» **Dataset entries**
^^^^^^^^

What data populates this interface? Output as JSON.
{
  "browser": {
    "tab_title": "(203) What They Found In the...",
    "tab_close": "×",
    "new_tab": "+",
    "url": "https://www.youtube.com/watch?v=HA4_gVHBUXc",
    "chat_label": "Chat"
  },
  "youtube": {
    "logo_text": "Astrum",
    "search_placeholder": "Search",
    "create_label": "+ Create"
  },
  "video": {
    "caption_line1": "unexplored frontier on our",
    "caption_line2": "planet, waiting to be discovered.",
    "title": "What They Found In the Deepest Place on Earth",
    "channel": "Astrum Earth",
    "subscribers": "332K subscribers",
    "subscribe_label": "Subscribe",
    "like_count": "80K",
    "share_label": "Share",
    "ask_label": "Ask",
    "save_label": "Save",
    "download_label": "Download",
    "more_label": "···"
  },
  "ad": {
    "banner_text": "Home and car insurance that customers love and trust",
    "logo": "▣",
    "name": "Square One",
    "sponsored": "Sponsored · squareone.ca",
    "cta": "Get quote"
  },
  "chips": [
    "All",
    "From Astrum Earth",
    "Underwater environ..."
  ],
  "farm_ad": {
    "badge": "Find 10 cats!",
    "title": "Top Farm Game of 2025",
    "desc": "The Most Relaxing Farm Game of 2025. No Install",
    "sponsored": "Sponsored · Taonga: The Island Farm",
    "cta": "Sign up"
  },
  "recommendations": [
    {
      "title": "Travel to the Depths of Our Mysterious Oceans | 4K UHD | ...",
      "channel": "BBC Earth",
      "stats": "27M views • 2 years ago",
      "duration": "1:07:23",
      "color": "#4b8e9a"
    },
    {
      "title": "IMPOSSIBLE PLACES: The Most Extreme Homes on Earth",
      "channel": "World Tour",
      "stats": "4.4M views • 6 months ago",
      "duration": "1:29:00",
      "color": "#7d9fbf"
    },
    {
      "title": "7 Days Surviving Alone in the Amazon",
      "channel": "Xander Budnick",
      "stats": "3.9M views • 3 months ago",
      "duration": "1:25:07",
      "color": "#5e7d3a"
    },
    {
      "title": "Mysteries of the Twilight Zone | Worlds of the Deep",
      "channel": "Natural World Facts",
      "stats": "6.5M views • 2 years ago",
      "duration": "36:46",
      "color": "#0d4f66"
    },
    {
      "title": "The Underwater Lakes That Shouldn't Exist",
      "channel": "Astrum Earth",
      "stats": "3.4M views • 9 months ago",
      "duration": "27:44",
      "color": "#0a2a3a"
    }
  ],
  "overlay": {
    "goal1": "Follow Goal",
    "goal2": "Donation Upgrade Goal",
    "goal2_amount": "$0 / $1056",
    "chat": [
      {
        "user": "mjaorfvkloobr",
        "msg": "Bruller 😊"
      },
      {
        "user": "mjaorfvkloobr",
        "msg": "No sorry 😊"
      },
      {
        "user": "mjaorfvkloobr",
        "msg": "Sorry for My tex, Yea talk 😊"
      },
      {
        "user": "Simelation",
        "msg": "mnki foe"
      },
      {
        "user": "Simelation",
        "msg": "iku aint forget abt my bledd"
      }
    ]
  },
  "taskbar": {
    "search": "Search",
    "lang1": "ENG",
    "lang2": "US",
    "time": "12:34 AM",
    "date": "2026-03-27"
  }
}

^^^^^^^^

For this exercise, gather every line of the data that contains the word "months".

      "stats": "4.4M views • 6 months ago",
      "stats": "3.9M views • 3 months ago",
      "stats": "3.4M views • 9 months ago",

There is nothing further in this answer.